►
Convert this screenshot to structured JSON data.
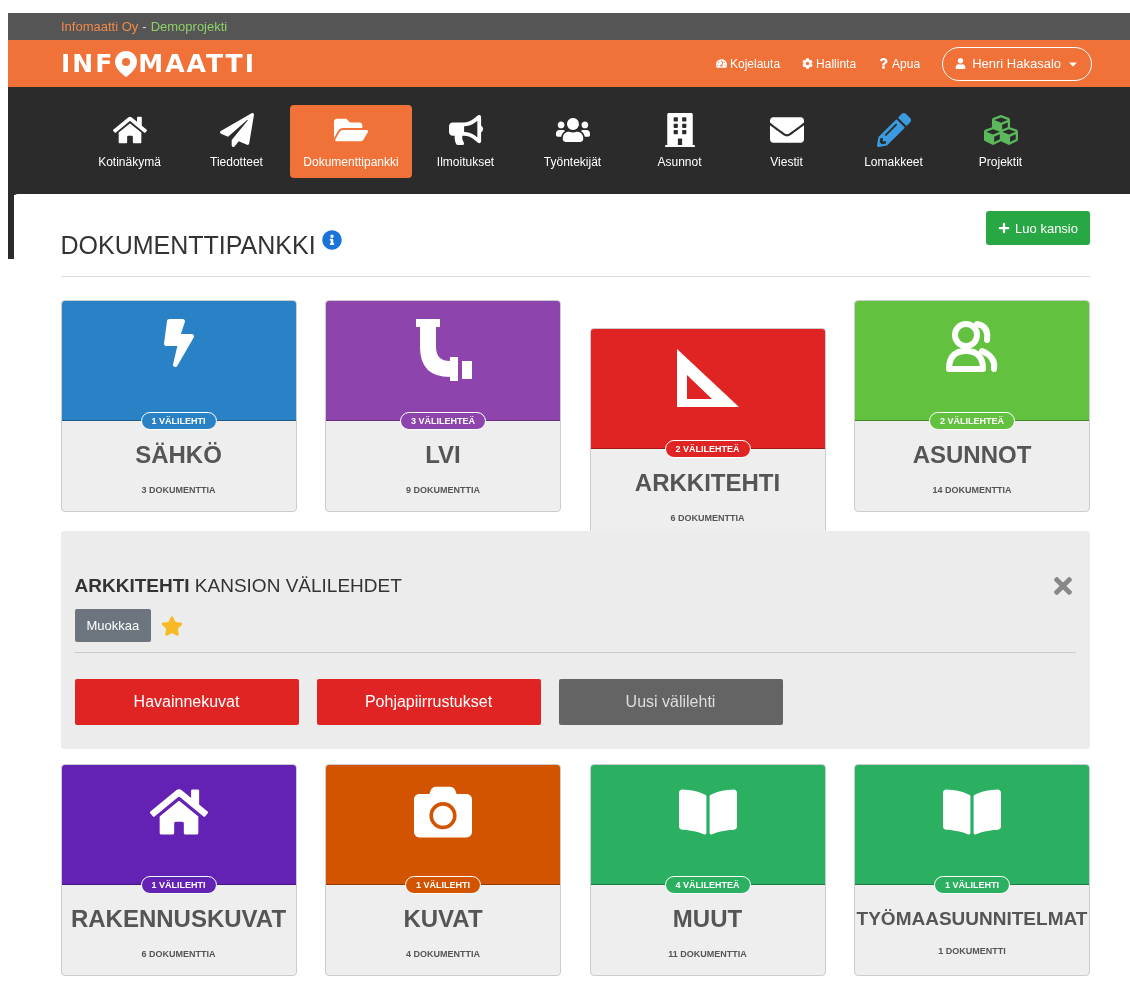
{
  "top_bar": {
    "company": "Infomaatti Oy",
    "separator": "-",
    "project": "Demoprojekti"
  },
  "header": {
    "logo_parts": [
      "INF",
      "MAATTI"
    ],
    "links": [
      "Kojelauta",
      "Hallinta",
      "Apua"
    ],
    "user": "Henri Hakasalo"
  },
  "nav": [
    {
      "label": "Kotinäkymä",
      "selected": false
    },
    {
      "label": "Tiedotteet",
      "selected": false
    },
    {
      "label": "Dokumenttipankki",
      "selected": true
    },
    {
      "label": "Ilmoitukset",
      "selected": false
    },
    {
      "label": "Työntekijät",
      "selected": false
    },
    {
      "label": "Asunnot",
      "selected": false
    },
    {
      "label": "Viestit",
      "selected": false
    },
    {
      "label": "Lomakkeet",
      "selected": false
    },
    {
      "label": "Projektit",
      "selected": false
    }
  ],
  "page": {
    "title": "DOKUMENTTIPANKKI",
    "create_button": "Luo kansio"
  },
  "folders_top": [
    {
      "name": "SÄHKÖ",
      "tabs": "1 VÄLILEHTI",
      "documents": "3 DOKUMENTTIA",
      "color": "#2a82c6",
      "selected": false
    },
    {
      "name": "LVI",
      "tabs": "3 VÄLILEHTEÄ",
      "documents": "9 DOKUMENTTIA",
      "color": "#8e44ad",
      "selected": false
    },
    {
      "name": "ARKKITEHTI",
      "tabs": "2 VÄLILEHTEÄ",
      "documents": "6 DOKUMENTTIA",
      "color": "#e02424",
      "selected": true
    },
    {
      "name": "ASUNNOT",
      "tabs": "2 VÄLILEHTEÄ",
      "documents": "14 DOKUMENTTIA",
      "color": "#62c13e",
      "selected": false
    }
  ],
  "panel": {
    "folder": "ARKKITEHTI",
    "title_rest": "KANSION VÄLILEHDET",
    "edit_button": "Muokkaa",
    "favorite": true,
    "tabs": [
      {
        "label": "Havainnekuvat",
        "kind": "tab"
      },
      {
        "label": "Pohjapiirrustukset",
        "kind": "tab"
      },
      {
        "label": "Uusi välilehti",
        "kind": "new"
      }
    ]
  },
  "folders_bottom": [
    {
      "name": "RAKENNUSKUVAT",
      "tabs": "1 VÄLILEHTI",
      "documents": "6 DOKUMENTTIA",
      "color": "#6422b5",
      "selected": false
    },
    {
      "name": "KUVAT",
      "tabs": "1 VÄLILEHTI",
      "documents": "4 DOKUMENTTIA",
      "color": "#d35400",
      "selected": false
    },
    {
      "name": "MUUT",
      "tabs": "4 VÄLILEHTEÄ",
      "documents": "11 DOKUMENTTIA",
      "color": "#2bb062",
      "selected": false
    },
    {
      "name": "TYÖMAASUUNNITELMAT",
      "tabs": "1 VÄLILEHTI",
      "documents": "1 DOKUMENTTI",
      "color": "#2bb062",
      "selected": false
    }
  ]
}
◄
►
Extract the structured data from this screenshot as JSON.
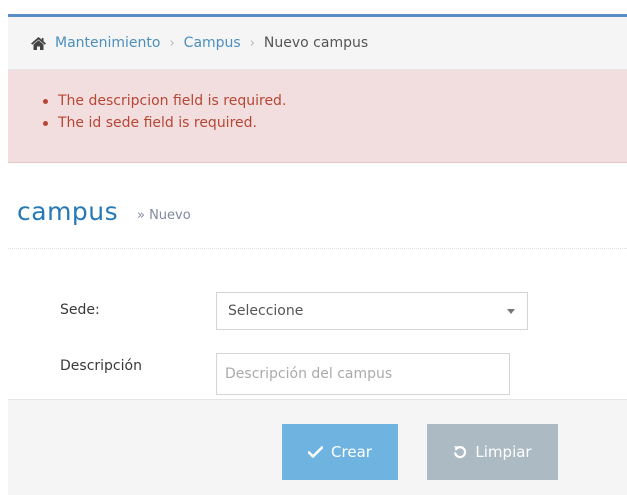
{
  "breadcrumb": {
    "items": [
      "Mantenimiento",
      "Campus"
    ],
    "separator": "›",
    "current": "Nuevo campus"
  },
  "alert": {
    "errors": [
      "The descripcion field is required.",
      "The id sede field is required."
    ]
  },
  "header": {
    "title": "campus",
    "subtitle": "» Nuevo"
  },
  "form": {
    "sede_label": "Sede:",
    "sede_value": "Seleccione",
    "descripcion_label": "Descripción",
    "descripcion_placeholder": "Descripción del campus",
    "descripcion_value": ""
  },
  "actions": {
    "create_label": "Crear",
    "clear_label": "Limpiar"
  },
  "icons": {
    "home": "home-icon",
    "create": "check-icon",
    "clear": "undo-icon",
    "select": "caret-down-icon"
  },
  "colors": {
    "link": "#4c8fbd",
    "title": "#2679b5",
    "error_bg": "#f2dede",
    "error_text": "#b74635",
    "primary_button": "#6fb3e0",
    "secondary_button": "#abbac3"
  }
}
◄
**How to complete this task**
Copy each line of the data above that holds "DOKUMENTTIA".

**Final answer**
      "documents": "3 DOKUMENTTIA",
      "documents": "9 DOKUMENTTIA",
      "documents": "6 DOKUMENTTIA",
      "documents": "14 DOKUMENTTIA",
      "documents": "6 DOKUMENTTIA",
      "documents": "4 DOKUMENTTIA",
      "documents": "11 DOKUMENTTIA",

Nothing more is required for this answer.